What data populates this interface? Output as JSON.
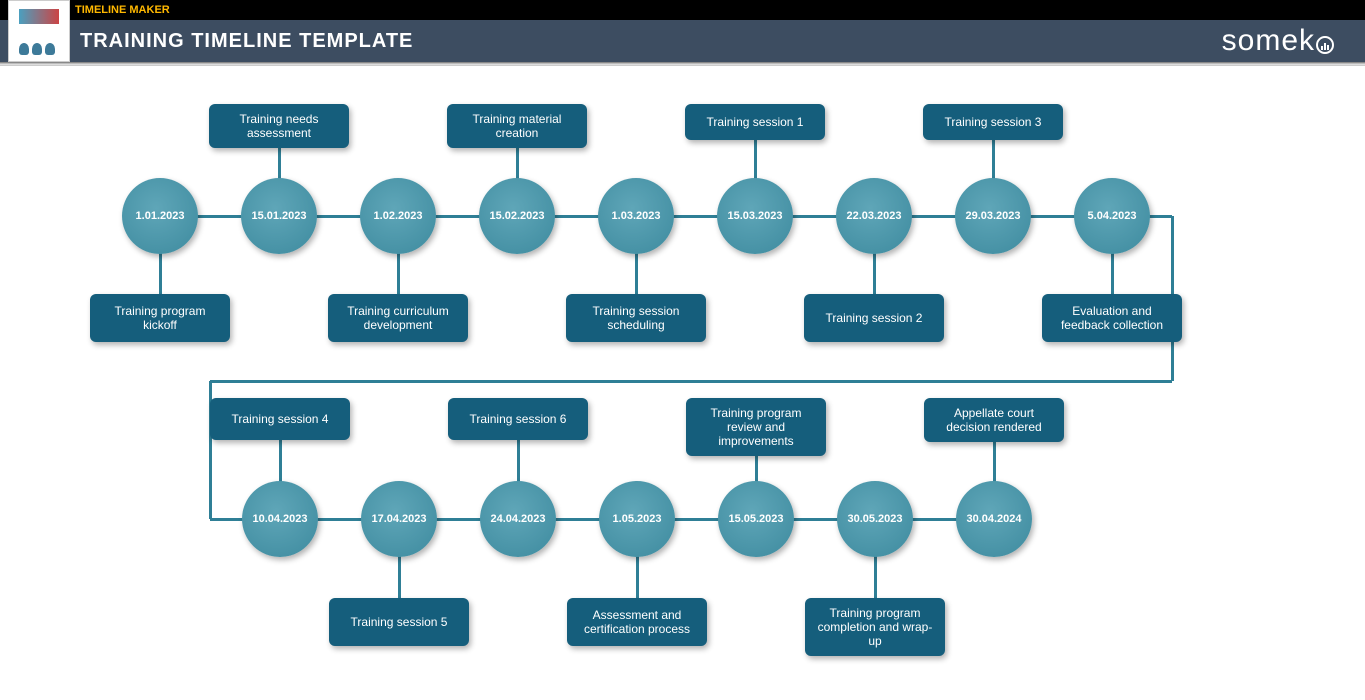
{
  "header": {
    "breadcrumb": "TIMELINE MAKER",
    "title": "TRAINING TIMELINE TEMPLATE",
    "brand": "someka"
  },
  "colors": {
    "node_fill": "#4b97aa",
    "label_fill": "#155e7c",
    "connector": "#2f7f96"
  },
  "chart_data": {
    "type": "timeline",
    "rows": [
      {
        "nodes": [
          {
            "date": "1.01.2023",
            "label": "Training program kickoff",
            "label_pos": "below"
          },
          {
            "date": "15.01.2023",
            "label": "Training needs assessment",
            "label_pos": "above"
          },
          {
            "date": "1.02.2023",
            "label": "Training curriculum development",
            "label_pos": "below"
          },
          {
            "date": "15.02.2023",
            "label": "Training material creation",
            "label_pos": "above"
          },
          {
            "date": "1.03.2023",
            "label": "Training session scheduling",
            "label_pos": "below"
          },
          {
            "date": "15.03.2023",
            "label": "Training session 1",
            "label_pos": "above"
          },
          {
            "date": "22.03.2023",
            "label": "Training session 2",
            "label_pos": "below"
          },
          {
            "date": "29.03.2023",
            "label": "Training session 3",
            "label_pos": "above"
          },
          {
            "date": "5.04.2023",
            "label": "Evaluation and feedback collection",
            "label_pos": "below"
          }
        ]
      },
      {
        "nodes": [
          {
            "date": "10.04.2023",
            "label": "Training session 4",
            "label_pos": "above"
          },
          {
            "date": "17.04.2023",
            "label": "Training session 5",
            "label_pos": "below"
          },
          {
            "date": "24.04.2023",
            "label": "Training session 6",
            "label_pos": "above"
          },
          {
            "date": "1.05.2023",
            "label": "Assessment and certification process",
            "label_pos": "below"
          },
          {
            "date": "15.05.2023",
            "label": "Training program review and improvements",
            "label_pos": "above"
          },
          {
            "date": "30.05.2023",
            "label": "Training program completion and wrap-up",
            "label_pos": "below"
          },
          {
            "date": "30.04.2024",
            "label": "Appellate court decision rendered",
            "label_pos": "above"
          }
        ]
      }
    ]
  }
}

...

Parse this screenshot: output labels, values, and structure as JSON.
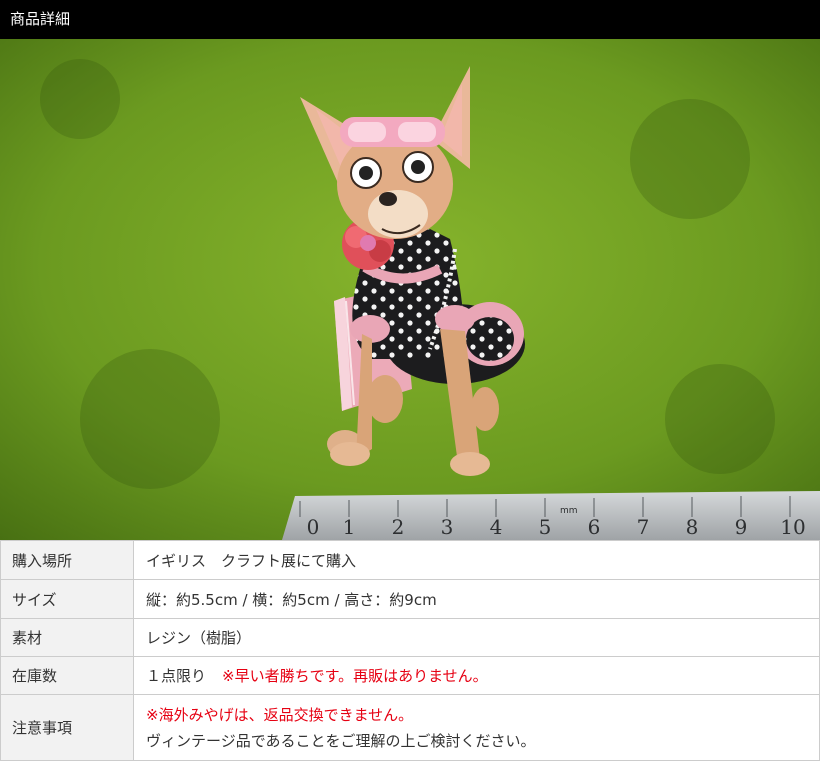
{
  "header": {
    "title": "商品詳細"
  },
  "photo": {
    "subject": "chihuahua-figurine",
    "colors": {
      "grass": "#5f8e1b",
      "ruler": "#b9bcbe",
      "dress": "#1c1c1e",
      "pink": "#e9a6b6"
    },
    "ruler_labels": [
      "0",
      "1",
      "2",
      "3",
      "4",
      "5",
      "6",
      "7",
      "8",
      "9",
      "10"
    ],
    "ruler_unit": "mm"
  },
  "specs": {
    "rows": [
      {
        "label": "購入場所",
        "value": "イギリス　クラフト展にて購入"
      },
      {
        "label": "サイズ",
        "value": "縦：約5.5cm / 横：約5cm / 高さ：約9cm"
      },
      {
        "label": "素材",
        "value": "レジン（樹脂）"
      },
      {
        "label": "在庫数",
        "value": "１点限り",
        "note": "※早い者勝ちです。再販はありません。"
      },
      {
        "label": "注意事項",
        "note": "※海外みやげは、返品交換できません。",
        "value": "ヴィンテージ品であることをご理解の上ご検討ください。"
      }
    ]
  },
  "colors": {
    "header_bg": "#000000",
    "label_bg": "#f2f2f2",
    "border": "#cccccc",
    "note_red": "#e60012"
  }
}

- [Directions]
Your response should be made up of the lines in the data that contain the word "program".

- [Final answer]
            "label": "Training program kickoff",
            "label": "Training program review and improvements",
            "label": "Training program completion and wrap-up",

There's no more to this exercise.